(ACTION ITEM): Leave the pictures out. Return all other data exactly.

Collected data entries
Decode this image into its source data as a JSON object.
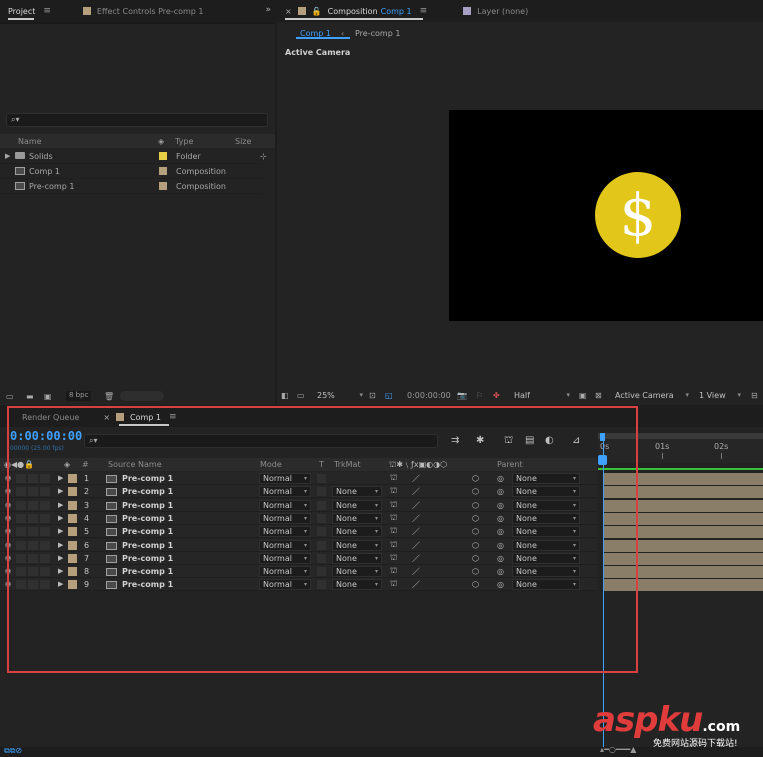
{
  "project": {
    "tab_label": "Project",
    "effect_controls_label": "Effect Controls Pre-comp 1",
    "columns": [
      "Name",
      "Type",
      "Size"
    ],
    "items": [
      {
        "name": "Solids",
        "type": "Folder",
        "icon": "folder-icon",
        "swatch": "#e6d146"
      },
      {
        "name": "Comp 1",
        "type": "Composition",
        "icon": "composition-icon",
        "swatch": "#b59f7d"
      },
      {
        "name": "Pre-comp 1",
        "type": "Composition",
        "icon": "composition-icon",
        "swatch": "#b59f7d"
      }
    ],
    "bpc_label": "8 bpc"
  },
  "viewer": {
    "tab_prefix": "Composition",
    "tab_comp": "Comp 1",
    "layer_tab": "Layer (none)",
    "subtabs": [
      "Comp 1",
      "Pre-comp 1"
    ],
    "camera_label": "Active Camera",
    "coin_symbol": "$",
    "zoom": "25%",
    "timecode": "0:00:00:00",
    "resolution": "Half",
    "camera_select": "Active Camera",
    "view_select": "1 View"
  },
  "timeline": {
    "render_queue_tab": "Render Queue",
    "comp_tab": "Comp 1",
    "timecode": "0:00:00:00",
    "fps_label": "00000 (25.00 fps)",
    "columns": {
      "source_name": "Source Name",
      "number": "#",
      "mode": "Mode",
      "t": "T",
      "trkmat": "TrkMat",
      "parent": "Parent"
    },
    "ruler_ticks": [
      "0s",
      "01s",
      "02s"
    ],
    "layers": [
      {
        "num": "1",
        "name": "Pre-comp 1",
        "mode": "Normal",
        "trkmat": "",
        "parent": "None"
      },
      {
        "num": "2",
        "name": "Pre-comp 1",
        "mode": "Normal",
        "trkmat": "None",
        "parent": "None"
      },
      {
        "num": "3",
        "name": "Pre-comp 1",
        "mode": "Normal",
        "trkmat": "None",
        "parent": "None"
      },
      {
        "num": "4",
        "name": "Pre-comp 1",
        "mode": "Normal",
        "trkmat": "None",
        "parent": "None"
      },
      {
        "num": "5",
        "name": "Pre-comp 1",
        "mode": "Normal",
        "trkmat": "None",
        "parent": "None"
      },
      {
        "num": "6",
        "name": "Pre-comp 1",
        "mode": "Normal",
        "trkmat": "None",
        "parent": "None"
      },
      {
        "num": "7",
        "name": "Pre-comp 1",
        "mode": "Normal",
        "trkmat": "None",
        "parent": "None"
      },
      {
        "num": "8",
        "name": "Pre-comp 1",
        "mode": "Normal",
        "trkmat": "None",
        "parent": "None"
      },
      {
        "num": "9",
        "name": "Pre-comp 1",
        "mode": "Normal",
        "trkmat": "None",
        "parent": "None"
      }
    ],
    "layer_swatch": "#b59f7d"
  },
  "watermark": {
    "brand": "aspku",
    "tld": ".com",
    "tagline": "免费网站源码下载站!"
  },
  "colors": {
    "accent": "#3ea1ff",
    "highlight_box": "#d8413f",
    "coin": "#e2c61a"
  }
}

(WORKED SOLUTION):
Decode this image into its source data as a JSON object.
{
  "project": {
    "tab_label": "Project",
    "effect_controls_label": "Effect Controls Pre-comp 1",
    "columns": [
      "Name",
      "Type",
      "Size"
    ],
    "items": [
      {
        "name": "Solids",
        "type": "Folder",
        "icon": "folder-icon",
        "swatch": "#e6d146"
      },
      {
        "name": "Comp 1",
        "type": "Composition",
        "icon": "composition-icon",
        "swatch": "#b59f7d"
      },
      {
        "name": "Pre-comp 1",
        "type": "Composition",
        "icon": "composition-icon",
        "swatch": "#b59f7d"
      }
    ],
    "bpc_label": "8 bpc"
  },
  "viewer": {
    "tab_prefix": "Composition",
    "tab_comp": "Comp 1",
    "layer_tab": "Layer (none)",
    "subtabs": [
      "Comp 1",
      "Pre-comp 1"
    ],
    "camera_label": "Active Camera",
    "coin_symbol": "$",
    "zoom": "25%",
    "timecode": "0:00:00:00",
    "resolution": "Half",
    "camera_select": "Active Camera",
    "view_select": "1 View"
  },
  "timeline": {
    "render_queue_tab": "Render Queue",
    "comp_tab": "Comp 1",
    "timecode": "0:00:00:00",
    "fps_label": "00000 (25.00 fps)",
    "columns": {
      "source_name": "Source Name",
      "number": "#",
      "mode": "Mode",
      "t": "T",
      "trkmat": "TrkMat",
      "parent": "Parent"
    },
    "ruler_ticks": [
      "0s",
      "01s",
      "02s"
    ],
    "layers": [
      {
        "num": "1",
        "name": "Pre-comp 1",
        "mode": "Normal",
        "trkmat": "",
        "parent": "None"
      },
      {
        "num": "2",
        "name": "Pre-comp 1",
        "mode": "Normal",
        "trkmat": "None",
        "parent": "None"
      },
      {
        "num": "3",
        "name": "Pre-comp 1",
        "mode": "Normal",
        "trkmat": "None",
        "parent": "None"
      },
      {
        "num": "4",
        "name": "Pre-comp 1",
        "mode": "Normal",
        "trkmat": "None",
        "parent": "None"
      },
      {
        "num": "5",
        "name": "Pre-comp 1",
        "mode": "Normal",
        "trkmat": "None",
        "parent": "None"
      },
      {
        "num": "6",
        "name": "Pre-comp 1",
        "mode": "Normal",
        "trkmat": "None",
        "parent": "None"
      },
      {
        "num": "7",
        "name": "Pre-comp 1",
        "mode": "Normal",
        "trkmat": "None",
        "parent": "None"
      },
      {
        "num": "8",
        "name": "Pre-comp 1",
        "mode": "Normal",
        "trkmat": "None",
        "parent": "None"
      },
      {
        "num": "9",
        "name": "Pre-comp 1",
        "mode": "Normal",
        "trkmat": "None",
        "parent": "None"
      }
    ],
    "layer_swatch": "#b59f7d"
  },
  "watermark": {
    "brand": "aspku",
    "tld": ".com",
    "tagline": "免费网站源码下载站!"
  },
  "colors": {
    "accent": "#3ea1ff",
    "highlight_box": "#d8413f",
    "coin": "#e2c61a"
  }
}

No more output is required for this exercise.